::: RECORDS FOR THE EXERCISE :::

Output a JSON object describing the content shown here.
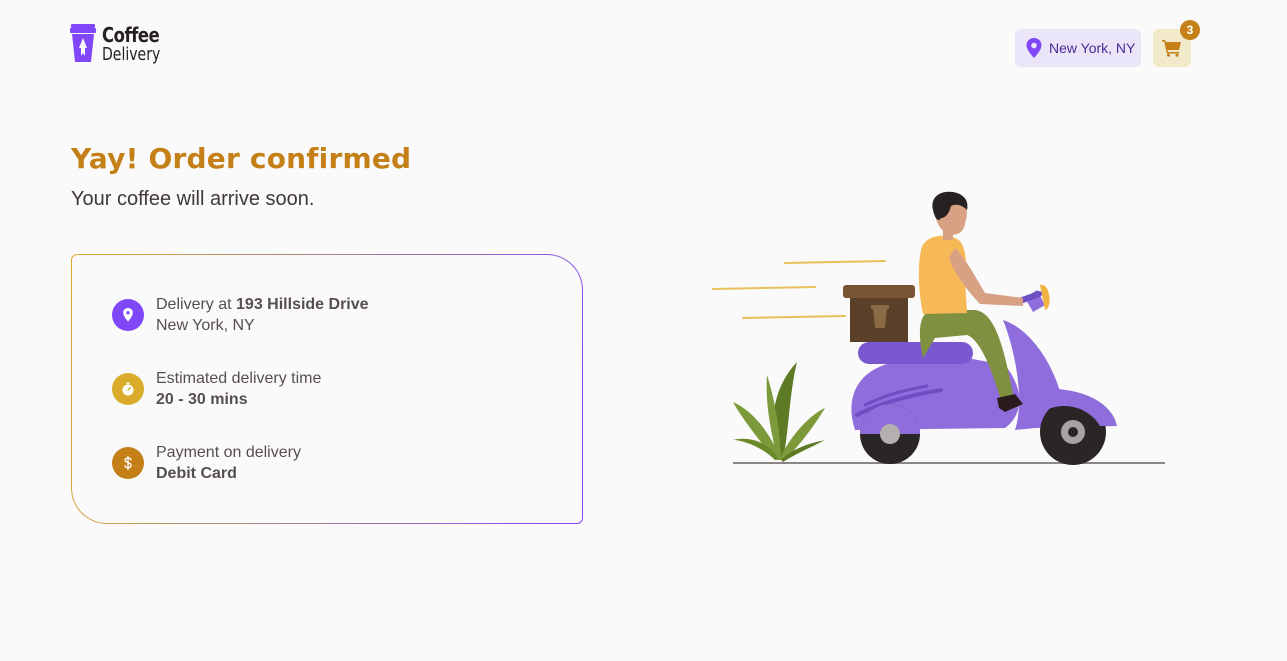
{
  "brand": {
    "name_line1": "Coffee",
    "name_line2": "Delivery"
  },
  "header": {
    "location_label": "New York, NY",
    "cart_count": "3"
  },
  "main": {
    "title": "Yay! Order confirmed",
    "subtitle": "Your coffee will arrive soon."
  },
  "order_info": {
    "delivery_prefix": "Delivery at",
    "delivery_address": "193 Hillside Drive",
    "delivery_city": "New York, NY",
    "time_label": "Estimated delivery time",
    "time_value": "20 - 30 mins",
    "payment_label": "Payment on delivery",
    "payment_value": "Debit Card"
  },
  "colors": {
    "brand_purple": "#8047f8",
    "brand_yellow": "#dbac2c",
    "brand_dark_yellow": "#c47f17",
    "purple_light": "#ebe5f9",
    "yellow_light": "#f1e9c9"
  },
  "icons": {
    "logo": "coffee-cup-rocket-icon",
    "location": "map-pin-icon",
    "cart": "shopping-cart-icon",
    "delivery": "map-pin-icon",
    "time": "timer-icon",
    "payment": "currency-dollar-icon"
  }
}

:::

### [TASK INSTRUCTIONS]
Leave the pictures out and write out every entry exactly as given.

### [EXPECTED OUTPUT]
Output a JSON object describing the content shown here.
{
  "brand": {
    "name_line1": "Coffee",
    "name_line2": "Delivery"
  },
  "header": {
    "location_label": "New York, NY",
    "cart_count": "3"
  },
  "main": {
    "title": "Yay! Order confirmed",
    "subtitle": "Your coffee will arrive soon."
  },
  "order_info": {
    "delivery_prefix": "Delivery at",
    "delivery_address": "193 Hillside Drive",
    "delivery_city": "New York, NY",
    "time_label": "Estimated delivery time",
    "time_value": "20 - 30 mins",
    "payment_label": "Payment on delivery",
    "payment_value": "Debit Card"
  },
  "colors": {
    "brand_purple": "#8047f8",
    "brand_yellow": "#dbac2c",
    "brand_dark_yellow": "#c47f17",
    "purple_light": "#ebe5f9",
    "yellow_light": "#f1e9c9"
  },
  "icons": {
    "logo": "coffee-cup-rocket-icon",
    "location": "map-pin-icon",
    "cart": "shopping-cart-icon",
    "delivery": "map-pin-icon",
    "time": "timer-icon",
    "payment": "currency-dollar-icon"
  }
}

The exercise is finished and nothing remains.